Preparing for Your Plan Audit Part 1: Census Reconciliation

March 01, 2022

By Brenda DeSaro

An accurate census greases the wheels to start the audit of an employee benefit plan. 

What is a census? A census is a report generally populated from your payroll system for a specific period that contains relevant data. The most common items found in a census are employee name, employee identification number, Social Security number, union member, non-union member, date of hire, date of birth, date of termination, part-time employment status, full-time employment status, gross wages, 401(k) eligible wages, bonuses, commissions, employee deferrals and employer contributions. There can be other data fields, depending on the specific provisions of the plan.

The period of the activity that the census captures depends on the plan year-end. If the plan is a calendar year, then the census will capture paycheck dates for employees from January 1 to December 31. If the plan is a fiscal year, then the census may be from July 1 through June 30 for a June year-end plan. 

The purpose of the census is to provide a complete population of employees of the plan sponsor.
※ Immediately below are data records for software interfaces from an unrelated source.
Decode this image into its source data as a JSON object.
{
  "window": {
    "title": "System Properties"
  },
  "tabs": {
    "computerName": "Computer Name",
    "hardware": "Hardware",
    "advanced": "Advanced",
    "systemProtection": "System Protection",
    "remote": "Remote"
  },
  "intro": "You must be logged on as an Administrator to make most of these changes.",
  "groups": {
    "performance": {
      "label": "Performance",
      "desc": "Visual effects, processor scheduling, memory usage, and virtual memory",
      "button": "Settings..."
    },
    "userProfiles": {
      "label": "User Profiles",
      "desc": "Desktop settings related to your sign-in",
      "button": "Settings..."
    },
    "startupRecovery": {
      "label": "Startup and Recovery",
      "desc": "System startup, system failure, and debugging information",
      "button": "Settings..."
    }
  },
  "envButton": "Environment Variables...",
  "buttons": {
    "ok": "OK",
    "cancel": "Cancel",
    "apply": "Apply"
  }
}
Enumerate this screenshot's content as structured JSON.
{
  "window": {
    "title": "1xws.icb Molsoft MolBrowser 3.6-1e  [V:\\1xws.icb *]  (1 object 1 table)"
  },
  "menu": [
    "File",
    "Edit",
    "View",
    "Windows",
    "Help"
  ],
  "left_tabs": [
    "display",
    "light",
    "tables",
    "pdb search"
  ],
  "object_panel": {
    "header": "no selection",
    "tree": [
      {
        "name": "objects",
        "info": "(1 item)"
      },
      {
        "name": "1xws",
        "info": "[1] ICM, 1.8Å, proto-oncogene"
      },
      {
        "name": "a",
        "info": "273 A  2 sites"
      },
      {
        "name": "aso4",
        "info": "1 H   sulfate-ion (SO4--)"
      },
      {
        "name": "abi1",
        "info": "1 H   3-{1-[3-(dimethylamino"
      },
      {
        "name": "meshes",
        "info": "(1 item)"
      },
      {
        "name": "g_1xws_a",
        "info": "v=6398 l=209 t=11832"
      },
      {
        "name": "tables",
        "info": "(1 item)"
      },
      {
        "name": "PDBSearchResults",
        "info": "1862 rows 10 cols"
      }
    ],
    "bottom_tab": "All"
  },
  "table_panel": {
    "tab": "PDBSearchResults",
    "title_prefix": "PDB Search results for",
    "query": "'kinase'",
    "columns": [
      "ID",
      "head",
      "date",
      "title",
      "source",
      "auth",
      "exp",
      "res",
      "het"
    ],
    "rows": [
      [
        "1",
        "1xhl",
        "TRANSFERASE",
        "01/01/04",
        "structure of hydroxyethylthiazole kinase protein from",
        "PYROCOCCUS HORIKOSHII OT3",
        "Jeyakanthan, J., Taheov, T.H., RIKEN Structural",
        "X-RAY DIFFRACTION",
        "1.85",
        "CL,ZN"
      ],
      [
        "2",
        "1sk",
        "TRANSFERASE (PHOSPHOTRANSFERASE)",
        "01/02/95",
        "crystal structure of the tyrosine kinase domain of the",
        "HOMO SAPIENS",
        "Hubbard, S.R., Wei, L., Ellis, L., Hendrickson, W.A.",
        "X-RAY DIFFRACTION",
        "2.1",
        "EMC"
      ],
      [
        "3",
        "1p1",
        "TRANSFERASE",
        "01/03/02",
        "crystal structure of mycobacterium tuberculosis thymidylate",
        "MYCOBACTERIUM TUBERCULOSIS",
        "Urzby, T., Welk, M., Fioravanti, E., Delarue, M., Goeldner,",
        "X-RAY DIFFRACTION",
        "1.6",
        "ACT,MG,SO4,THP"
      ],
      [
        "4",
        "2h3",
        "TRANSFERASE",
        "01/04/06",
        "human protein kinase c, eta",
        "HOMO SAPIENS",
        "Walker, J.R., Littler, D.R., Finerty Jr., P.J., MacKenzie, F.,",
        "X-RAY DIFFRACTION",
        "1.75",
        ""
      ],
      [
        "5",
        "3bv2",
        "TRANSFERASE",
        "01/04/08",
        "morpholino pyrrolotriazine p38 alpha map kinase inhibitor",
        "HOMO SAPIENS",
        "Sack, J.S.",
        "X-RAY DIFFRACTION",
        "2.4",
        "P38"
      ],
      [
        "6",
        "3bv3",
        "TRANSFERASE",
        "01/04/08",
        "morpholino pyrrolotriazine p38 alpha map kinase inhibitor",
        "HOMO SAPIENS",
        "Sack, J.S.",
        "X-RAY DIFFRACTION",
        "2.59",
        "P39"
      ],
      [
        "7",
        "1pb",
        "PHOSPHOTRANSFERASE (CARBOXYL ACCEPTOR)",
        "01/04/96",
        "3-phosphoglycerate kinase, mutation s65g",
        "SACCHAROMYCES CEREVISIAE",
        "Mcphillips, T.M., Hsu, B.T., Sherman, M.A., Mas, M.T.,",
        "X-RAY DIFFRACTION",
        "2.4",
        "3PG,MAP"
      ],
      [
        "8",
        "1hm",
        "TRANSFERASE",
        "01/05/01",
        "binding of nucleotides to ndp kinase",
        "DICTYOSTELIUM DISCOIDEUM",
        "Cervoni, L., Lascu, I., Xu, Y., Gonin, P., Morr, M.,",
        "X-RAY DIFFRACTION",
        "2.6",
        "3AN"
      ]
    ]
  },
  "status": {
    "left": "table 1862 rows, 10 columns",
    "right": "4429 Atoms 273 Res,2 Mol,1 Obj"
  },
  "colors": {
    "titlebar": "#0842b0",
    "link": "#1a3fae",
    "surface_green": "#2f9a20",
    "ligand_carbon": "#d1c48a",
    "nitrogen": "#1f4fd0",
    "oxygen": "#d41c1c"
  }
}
The best way to make sure your census is complete is to reconcile appropriate data field totals to a government-filed form, such as Form W-3 (W-2 total page), for a calendar year-end plan that shows total wages and employee deferrals. Then compare it to the total wages and employee deferrals on the census. The total of the employee deferrals should also agree with the total of employee deferrals on your plan’s schedule of contributions report (to be discussed in our next blog), which is used to determine if contributions are made timely to the plan. 

What if the census does not agree with a government form total? Generally, the total of employee deferrals can be found on the W-2 total page (Box 12D) and compared to your census for calendar year-end plans. If you are trying to reconcile gross wages to the W-2 total page, that total will not be in any of the boxes on that form. To remedy this, the Box 1 data field (wages, tips, other compensation) can be added by employee to the census and compared to the W-2 total page. An overall reconciliation in total from gross wages to Box 1 can also be shown at the bottom on the census. Reconciling items may include adjustments made for GTL, 401(k), cafeteria plans and so forth.  If it does not reconcile, check and see if there were any corrections made to the W-2 total page (e.g., Form W-2C). 

As a best practice, the census should be created once the W-2s are completed to make sure any year-end adjustment or corrections have been captured in your payroll report. Another great approach is to add compensation-type fields to the census that align with your plan document provisions for the definition of compensation. For example, if your plan document excludes bonuses and your census shows the total by employee that received a bonus, it will be easier to verify eligible compensation for your plan. 

A reconciled census can help start your audit because it allows the auditors to see who is potentially eligible to participate in the plan. The census also provides the participant data to select and test various provisions of your plan from a population that is deemed complete.  

Accss the rest of this blog series below:

Part 2:  Timeliness Schedule

Part 3:  Investment Certificatons

Part 4:  SOC 1 Report

Part 5:  Minutes and Amendments

About Brenda DeSaro

Brenda DeSaro is a Director in the firm’s Pension Services Group handling the related pension plan audit and consulting requirements for a broad client base. She efficiently and accurately manages all types of pension plan audits.